Montagu, Head Master of Harrow School, youngest son of the late Rev. George Butler, D.D., Head Master of Harrow, and afterwards Dean of Peterborough, was born in 1833, and educated at Harrow, under Dr. Vaughan, and at Trinity College, Cambridge. He was elected Bell University Scholar in 1852, and Battie University Scholar in 1853. In 1853 he won Sir W. Browne's medal for the Greek ode, and in 1854 the Porson Prize, the Greek ode, the Camden medal for Latin Hexameters, and the Members' Prize for a Latin essay. In 1855 he graduated B.A. as Senior Classic, and in the same year was elected Fellow of his college. On the retirement of Dr. Vaughan, at Christmas, 1859, he was elected to the head mastership of the school, over which his father had presided for twenty-four years, from 1805 to 1829. He was honorary chaplain to the Queen, 1875–77; chaplain in ordinary, 1877; prebendary of St. Paul's and examining chaplain to the Archbishop of Canterbury, 1879. He has been several times select preacher at the Universities of Oxford and Cambridge. He published in 1861 and in 1869 volumes of "Sermons preached in the Chapel of Harrow School."
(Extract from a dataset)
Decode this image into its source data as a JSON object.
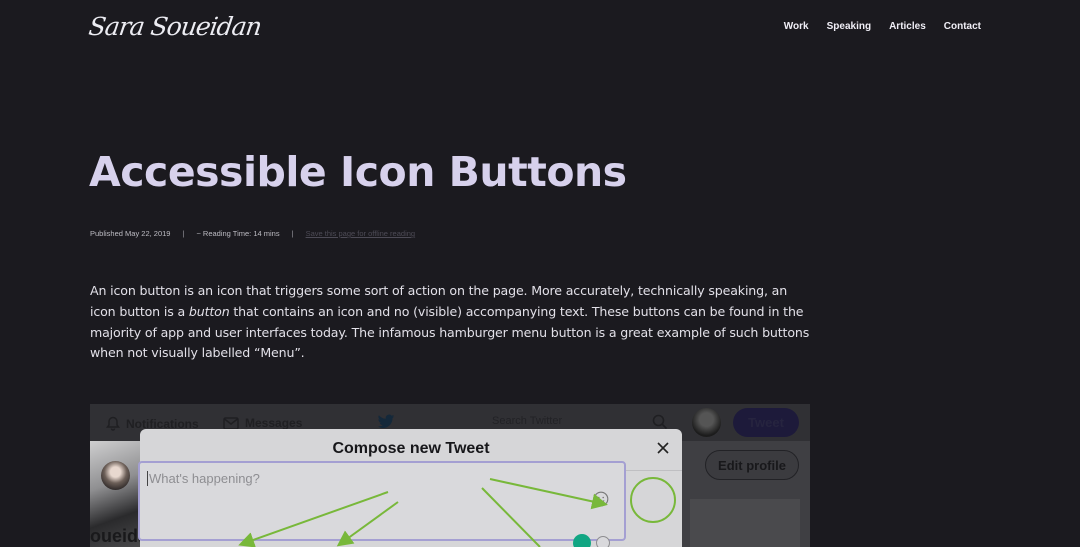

BUTLER, Major William Francis, C.B., was born in the county of Tipperary, Ireland, in 1838, and educated at Dublin. He was appointed Ensign of the 69th Regiment, Sept. 17, 1858; Lieutenant, Nov., 1863; Captain, 1872; Major, 1874; and Deputy-Adjutant-Quarter-Master-General, Head Quarter-Staff, 1876. Major Butler served on the Red River Expedition; was sent on a special mission to the Saskatchewan Territories in 1870–71; and served on the Ashanti Expedition in 1873, in command of the West Akim native forces. He was several times mentioned in despatches of Sir Garnet Wolseley, and in the House of Lords by the Field-Marshal Commanding-in-Chief. He was appointed a Companion of the Bath in 1874. In Feb., 1879, he was despatched to Natal to assume the responsible post of Staff Officer at the port of disembarcation. Major Butler is the author of "The Great Lone Land," 1872; "The Wild North Land," 1873; "Akimfoo," 1875; and "Far out: Rovings retold," 1880. He married, June 11, 1877, at the church of the Servite Fathers, Fulham Road, London, Miss Elizabeth Thompson, the painter.
BUTT, The Hon. Charles Parker, was called to the bar at Lincoln's Inn in 1854, and joined the Northern circuit. He obtained a silk gown in 1868. He unsuccessfully contested Tamworth in Feb., 1874, and sat for Southampton, in the Liberal interest, from April, 1880, till March, 1883, when he was appointed to the judgeship in the Admiralty division of the High Court of Justice, vacant by the resignation of Sir Robert Phillimore.
BUTTERFIELD, William, architect, was born Sept. 7, 1814. Having been brought up as an architect, he devoted himself more especially to a scientific study of the various Gothic styles, into which, since entering on his profession, he has imported variety by the use of coloured stone, brick, and marble, both in churches and domestic buildings. His chief works are St. Augustine's College, Canterbury; All Saints' Church and Schools, Margaret Street, London; Baldersby Church, Yorkshire; Yealmpton Church, Devonshire; the new chapel at Balliol College, Oxford; St. Alban's Church, Baldwin's Gardens, Gray's Inn Lane; Winchester County Hospital; Winchester and Rugby School Buildings; and Keble College, Oxford.
BYLES, The Right Hon. Sir John Barnard, son of the late Mr. John Byles, of Stowmarket, Suffolk, born in 1801, and called to the bar at the Inner Temple in 1831; went